Garter snakes are exceptional swimmers and use water for both
foraging and protection. They feed primarily on fish and
amphibians. These “water snakes” are often considered an
indicator of healthy aquatic and riparian systems. (Artwork by 6th grade student Landry Chrastina.)
If you live anywhere in North America, chances are you’ve seen a garter snake slithering past. For many, such a sight might cause a flinch or scream or, for a die hard and curious few, the need to get closer. If you’re in the latter category, be careful. While garters are relatively harmless, if you pick one up, it may try to defend itself with a bite — a relatively harmless bite, but a nip nonetheless. It will also struggle and emit a foul smell from its anal gland.
The Living with the Methow Calendar is available each year at Methow Arts and numerous location. These are free to the public with funding and support is provided by Washington Department of Ecology and Bonneville Environmental Foundation. Additional support from Methow Salmon Recovery Foundation, MRC partners, Bureau of Reclamation, the Methow Valley School District, Washington State Arts Commission, the National Endowment for the Arts, the Community Foundation of North Central Washington, Methow Valley Fund, PSFA, Icicle Fund, and generous members of Methow Arts.
Find out more about
CLICK HERE to learn, engage and explore places along the rivers in the
Methow Valley. Find artwork, walk trails, discover learning activities, wildlife, history and fish habitat. Find sculpture, poetry, site-specific art installations and more; and learn about the rivers and waterways that make up the Methow watershed.

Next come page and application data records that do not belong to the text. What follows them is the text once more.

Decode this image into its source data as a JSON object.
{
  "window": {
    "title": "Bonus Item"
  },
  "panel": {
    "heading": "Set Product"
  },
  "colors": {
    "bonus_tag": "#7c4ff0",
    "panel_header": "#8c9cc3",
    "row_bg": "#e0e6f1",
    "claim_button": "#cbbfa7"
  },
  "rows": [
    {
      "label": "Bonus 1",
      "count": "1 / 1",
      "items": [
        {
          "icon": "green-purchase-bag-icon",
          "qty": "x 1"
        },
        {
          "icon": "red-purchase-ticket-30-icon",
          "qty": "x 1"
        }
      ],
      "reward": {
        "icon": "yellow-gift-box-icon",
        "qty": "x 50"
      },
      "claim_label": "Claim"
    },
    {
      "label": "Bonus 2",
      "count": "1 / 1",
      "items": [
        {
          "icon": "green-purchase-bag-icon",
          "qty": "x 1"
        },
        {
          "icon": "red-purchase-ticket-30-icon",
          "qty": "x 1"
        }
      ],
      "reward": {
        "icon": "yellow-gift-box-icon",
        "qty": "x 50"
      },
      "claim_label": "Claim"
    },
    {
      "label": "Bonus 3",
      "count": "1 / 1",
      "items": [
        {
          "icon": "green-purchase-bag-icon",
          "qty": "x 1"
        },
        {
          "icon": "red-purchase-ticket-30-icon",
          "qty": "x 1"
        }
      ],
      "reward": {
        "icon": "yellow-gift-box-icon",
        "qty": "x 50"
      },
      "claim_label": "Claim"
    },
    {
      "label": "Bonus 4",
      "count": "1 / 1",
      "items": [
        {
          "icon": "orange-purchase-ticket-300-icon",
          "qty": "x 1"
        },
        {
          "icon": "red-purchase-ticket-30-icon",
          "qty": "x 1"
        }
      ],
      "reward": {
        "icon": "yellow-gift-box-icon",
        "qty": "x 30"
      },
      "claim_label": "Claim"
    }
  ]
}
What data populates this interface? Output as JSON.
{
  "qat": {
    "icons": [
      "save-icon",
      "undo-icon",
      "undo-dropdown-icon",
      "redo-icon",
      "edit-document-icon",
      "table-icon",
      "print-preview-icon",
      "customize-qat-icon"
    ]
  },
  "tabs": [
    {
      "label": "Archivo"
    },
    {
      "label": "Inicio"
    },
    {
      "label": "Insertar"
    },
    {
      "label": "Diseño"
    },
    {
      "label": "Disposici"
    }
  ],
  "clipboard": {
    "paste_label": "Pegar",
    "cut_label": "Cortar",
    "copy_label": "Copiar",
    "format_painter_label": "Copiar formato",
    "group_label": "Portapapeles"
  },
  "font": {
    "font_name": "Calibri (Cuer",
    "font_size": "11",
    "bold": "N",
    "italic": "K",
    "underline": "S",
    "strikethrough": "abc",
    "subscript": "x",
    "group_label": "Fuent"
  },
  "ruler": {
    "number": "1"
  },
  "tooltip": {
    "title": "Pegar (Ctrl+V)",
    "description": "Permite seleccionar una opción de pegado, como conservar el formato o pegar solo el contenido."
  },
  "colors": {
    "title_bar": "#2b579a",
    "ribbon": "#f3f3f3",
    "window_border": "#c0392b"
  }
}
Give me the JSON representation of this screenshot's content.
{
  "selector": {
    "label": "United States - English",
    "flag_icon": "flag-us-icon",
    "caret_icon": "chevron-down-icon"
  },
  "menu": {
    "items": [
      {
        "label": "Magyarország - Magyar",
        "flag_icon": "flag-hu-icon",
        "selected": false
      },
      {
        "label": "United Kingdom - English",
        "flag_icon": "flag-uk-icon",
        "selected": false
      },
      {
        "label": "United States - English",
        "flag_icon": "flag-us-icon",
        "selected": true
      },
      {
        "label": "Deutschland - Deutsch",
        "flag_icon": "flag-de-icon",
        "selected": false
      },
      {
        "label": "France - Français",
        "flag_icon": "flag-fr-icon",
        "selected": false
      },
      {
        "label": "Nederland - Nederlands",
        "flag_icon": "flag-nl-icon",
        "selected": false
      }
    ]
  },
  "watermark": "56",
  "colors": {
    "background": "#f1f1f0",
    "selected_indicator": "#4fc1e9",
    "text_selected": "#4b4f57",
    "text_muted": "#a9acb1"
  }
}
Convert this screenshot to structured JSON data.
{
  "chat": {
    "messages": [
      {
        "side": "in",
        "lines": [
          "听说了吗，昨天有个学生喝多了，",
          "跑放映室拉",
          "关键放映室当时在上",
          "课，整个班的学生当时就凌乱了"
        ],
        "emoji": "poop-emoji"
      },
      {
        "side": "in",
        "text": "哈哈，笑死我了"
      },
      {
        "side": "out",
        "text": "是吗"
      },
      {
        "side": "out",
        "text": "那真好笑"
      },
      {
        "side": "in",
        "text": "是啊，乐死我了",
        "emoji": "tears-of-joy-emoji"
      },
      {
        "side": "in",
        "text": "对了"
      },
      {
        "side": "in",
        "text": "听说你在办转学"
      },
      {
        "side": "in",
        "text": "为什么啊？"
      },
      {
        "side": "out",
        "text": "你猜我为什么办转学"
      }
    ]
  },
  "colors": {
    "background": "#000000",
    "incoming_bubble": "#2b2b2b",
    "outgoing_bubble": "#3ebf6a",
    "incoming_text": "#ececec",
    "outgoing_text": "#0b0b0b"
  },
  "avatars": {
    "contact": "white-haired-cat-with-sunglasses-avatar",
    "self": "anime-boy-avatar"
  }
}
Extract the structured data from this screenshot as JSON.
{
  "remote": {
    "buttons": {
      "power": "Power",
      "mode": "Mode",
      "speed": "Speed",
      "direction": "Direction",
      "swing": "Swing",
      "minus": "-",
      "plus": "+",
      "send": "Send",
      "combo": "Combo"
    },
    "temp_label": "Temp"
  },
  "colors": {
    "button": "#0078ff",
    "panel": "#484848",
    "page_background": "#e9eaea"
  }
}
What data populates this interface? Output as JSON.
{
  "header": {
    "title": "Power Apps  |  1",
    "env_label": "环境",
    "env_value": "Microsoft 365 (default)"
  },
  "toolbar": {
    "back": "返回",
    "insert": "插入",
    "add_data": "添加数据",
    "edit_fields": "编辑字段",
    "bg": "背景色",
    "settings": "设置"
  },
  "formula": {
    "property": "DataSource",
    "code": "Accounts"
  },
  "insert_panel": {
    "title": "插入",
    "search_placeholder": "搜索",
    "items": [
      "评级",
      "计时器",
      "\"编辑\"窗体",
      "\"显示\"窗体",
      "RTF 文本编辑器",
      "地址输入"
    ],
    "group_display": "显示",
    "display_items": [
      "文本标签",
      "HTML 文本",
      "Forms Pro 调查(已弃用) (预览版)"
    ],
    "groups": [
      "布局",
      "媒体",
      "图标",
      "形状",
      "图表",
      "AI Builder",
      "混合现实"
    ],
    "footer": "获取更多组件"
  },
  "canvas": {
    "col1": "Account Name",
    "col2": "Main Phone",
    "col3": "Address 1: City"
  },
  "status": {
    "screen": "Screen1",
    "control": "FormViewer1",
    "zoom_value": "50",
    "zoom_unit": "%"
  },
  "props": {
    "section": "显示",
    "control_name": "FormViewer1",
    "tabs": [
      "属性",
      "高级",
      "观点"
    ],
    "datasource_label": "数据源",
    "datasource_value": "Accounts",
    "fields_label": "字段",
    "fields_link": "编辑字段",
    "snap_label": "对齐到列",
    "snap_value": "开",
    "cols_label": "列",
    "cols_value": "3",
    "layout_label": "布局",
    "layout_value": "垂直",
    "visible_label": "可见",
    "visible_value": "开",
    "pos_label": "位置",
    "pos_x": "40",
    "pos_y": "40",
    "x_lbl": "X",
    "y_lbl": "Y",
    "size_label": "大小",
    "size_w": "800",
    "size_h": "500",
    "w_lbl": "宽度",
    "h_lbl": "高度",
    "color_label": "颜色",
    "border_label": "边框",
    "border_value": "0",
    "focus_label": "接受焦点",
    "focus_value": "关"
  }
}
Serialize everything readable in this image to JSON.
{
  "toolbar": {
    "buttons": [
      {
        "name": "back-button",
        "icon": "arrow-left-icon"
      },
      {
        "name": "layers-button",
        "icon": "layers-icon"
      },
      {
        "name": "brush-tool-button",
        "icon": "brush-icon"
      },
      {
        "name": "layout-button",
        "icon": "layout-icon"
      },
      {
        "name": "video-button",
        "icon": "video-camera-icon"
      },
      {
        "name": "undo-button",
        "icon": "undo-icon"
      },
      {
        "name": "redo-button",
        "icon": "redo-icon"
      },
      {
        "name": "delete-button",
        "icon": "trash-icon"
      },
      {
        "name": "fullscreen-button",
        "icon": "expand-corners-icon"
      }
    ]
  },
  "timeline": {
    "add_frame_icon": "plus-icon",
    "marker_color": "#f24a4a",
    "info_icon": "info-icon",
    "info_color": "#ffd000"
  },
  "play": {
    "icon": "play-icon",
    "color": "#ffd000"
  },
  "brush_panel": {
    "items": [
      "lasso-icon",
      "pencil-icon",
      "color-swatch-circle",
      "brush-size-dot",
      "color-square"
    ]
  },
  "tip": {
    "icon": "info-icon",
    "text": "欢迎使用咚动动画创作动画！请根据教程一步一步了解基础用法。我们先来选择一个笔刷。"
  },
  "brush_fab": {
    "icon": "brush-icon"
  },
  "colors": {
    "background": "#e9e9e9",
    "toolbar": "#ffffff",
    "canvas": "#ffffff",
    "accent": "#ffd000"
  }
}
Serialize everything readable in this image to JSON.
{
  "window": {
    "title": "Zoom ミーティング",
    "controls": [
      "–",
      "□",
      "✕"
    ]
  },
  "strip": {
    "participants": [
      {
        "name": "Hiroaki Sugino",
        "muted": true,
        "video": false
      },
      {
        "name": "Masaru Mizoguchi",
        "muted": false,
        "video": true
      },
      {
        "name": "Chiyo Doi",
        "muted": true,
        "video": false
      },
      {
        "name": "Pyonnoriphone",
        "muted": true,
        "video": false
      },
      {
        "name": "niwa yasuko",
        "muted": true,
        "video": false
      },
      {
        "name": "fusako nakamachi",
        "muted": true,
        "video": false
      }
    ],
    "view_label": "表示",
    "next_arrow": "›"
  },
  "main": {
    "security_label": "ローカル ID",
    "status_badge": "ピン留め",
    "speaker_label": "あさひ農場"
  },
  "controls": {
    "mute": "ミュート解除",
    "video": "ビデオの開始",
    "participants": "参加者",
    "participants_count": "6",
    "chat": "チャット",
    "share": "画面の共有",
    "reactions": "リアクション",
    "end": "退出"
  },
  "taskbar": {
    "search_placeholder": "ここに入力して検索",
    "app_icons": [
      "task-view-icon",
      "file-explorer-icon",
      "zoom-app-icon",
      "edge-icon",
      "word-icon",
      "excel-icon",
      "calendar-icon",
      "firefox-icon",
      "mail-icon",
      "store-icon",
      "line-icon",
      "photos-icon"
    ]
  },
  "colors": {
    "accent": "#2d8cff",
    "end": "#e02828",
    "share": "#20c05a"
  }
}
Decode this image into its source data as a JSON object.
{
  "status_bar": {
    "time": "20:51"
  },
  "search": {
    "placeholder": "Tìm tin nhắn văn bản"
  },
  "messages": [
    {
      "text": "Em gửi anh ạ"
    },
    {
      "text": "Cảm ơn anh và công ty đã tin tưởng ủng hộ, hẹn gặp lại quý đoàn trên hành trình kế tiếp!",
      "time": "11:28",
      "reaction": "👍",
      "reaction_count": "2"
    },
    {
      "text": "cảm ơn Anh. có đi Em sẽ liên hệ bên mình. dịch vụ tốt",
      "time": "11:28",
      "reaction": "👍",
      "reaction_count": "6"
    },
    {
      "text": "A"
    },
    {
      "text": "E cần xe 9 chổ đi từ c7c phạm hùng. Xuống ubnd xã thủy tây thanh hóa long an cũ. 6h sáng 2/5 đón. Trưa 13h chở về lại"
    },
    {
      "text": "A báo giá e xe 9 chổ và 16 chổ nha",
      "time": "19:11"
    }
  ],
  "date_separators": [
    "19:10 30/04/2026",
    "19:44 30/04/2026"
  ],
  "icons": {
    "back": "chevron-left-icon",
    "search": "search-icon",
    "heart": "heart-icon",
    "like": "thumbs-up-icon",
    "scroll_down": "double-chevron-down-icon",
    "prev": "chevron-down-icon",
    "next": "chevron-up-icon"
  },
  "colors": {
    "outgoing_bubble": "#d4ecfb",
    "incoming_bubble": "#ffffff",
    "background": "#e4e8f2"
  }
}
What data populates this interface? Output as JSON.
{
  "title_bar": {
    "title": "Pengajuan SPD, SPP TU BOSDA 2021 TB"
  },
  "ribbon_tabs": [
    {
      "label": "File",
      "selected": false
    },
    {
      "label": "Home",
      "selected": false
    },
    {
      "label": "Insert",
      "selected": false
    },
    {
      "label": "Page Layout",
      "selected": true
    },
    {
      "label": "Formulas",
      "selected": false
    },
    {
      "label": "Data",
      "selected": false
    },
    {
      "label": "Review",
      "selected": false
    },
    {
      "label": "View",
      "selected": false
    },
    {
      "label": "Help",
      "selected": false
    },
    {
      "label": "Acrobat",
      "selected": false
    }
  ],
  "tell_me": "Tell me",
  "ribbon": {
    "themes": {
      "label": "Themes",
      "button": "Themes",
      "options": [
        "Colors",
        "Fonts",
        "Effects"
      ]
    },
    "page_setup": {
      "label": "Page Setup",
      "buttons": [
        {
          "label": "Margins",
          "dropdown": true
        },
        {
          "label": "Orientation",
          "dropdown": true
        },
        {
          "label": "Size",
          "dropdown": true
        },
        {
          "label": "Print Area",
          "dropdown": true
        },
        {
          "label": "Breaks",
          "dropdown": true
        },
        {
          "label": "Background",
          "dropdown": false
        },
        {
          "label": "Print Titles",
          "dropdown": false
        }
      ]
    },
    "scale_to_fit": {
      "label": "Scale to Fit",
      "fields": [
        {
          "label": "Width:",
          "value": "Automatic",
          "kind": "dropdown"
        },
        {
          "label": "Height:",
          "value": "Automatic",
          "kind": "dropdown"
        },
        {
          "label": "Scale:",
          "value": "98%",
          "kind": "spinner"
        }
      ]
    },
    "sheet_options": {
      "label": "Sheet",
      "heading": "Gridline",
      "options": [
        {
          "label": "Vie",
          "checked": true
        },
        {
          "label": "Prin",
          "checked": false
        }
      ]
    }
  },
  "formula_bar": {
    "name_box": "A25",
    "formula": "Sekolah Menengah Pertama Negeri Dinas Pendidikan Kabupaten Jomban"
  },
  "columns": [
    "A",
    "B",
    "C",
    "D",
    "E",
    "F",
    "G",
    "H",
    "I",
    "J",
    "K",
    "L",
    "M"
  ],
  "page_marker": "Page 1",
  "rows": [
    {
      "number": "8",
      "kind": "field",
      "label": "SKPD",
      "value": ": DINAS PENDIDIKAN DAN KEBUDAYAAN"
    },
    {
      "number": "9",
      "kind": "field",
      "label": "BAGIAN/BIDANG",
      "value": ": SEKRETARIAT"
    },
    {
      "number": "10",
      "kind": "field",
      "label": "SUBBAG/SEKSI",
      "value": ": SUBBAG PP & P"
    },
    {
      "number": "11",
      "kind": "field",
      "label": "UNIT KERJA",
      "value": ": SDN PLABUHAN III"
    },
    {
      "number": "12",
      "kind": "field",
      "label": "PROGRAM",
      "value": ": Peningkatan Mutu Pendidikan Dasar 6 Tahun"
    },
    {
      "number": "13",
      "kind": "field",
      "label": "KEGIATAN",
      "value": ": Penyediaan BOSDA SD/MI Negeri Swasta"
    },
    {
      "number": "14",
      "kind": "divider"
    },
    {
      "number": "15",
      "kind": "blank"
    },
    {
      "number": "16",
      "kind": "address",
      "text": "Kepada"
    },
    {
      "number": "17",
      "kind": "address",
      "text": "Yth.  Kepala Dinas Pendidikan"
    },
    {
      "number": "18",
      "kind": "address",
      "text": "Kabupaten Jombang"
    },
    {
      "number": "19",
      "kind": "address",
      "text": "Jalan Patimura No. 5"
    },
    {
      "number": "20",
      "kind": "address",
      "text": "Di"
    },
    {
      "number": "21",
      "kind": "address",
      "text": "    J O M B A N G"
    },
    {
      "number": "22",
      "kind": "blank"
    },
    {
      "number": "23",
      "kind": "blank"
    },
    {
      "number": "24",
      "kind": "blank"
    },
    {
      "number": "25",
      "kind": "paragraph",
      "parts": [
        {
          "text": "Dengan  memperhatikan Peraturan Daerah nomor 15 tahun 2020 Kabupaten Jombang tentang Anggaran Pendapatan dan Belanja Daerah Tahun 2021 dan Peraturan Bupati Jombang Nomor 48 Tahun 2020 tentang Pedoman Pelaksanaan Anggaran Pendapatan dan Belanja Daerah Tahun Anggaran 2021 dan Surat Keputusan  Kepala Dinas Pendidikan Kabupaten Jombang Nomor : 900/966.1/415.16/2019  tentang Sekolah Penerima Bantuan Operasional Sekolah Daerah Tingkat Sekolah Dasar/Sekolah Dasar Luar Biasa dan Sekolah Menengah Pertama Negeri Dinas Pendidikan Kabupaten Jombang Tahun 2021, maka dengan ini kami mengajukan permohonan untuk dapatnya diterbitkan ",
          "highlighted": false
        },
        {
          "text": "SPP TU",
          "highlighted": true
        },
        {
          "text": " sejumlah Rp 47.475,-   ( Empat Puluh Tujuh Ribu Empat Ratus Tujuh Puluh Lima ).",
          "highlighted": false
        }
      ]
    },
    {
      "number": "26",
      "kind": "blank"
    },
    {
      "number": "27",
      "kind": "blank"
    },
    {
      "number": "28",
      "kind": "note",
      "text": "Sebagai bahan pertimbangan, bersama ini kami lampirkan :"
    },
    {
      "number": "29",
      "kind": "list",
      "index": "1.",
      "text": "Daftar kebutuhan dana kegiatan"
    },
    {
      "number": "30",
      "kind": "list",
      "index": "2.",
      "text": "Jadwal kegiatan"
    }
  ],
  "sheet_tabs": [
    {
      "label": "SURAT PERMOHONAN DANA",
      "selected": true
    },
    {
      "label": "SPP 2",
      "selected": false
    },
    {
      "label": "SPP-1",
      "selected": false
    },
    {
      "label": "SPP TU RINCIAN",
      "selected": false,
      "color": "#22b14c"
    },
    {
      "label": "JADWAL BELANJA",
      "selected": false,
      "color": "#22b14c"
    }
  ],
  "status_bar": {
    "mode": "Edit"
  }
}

The Methow River Collaborative is a group of organizations working together to build awareness for improving water quality and salmon recovery actions in the Methow Valley watershed.